“I enjoy working with the high school students and all the kids in the Lowndes County community,” Slaughter said. “That’s the highlight of my job, working with the young people.”

Sergeant Prince Williams of the Lowndes County Sheriff’s Department sang praise to Slaughter’s work and said he is a true asset to the department and to the community.

“Slaughter has been a key player in the Sheriff’s Office for a number of years,” Williams said. “His dedication to not only his job but the faculty, staff, and students of Calhoun High School is unmatched. A towering figure, Deputy Slaughter puts his head down and works with compassion and kindness ultimately earning the respect of all who work with him.”

Slaughter admitted that while working with the county’s youth fills him with a great deal of joy, there are situations he sometimes encounters that take a mental and emotional toll.

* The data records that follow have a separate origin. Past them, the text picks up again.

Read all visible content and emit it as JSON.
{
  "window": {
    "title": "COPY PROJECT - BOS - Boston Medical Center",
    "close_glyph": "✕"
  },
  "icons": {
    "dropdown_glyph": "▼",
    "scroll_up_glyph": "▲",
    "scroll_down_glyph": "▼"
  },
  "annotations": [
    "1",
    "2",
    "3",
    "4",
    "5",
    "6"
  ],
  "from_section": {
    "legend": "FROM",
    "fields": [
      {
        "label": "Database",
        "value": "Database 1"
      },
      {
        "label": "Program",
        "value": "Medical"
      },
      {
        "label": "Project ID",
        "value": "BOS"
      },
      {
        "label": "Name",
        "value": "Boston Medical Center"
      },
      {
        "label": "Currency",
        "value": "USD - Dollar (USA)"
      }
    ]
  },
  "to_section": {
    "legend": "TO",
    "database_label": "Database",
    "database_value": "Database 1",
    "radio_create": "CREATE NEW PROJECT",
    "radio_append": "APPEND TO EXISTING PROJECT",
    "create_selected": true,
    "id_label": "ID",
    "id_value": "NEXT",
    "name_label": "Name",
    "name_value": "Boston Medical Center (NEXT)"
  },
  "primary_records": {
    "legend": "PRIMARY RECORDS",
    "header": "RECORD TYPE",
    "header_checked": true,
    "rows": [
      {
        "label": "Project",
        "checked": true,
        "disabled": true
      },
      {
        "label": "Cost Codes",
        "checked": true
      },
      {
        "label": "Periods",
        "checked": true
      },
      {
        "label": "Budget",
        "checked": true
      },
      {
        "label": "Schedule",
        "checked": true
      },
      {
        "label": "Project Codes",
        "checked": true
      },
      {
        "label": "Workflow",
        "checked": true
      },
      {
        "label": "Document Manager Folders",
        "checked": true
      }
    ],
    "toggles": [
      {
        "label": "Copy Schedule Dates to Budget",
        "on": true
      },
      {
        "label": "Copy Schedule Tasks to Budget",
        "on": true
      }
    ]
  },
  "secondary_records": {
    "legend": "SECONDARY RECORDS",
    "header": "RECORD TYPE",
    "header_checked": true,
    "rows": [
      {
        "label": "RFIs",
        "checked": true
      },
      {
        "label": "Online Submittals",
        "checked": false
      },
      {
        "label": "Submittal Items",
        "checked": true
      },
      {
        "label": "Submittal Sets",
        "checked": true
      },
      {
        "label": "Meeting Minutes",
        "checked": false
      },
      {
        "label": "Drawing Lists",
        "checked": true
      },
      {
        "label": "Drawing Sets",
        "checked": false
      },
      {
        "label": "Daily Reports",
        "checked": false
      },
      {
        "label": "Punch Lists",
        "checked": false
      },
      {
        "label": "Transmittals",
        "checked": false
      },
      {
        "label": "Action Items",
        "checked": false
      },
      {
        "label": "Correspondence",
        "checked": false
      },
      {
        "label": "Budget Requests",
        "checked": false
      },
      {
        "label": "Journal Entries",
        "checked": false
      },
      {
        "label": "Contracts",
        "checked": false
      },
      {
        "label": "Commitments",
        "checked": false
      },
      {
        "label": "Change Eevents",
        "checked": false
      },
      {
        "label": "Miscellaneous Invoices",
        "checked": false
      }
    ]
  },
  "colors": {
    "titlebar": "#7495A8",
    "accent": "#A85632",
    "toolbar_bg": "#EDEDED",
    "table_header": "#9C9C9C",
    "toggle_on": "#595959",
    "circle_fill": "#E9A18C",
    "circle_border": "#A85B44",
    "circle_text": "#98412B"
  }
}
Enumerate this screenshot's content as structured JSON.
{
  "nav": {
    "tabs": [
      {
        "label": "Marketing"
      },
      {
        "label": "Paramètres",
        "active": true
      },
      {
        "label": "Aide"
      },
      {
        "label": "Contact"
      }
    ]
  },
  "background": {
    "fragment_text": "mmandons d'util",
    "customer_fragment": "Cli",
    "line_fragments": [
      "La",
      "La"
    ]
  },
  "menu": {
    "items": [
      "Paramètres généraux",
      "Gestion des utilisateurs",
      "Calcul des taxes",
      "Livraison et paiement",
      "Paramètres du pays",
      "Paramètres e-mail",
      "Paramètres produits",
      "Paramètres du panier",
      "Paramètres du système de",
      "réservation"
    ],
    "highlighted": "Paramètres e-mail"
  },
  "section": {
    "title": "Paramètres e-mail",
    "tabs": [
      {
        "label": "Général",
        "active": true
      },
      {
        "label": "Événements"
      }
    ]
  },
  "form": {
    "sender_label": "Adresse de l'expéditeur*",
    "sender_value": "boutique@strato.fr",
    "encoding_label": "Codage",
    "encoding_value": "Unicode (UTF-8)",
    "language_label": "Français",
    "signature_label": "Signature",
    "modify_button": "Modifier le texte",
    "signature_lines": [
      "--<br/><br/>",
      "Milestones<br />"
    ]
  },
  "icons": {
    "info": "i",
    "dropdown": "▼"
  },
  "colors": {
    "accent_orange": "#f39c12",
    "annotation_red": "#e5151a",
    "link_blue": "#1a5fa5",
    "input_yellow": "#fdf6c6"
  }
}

“The most difficult part is when you see a young student who has been through the program and they end up in jail or the penitentiary, and knowing we weren’t able to stop them or save them,” Slaughter acknowledged. “If we had more parents that would enforce respect and self-discipline at home it would help us out, not only here at the school in the classroom and on the football field but also in the Lowndes County community when we’re dealing with crime.”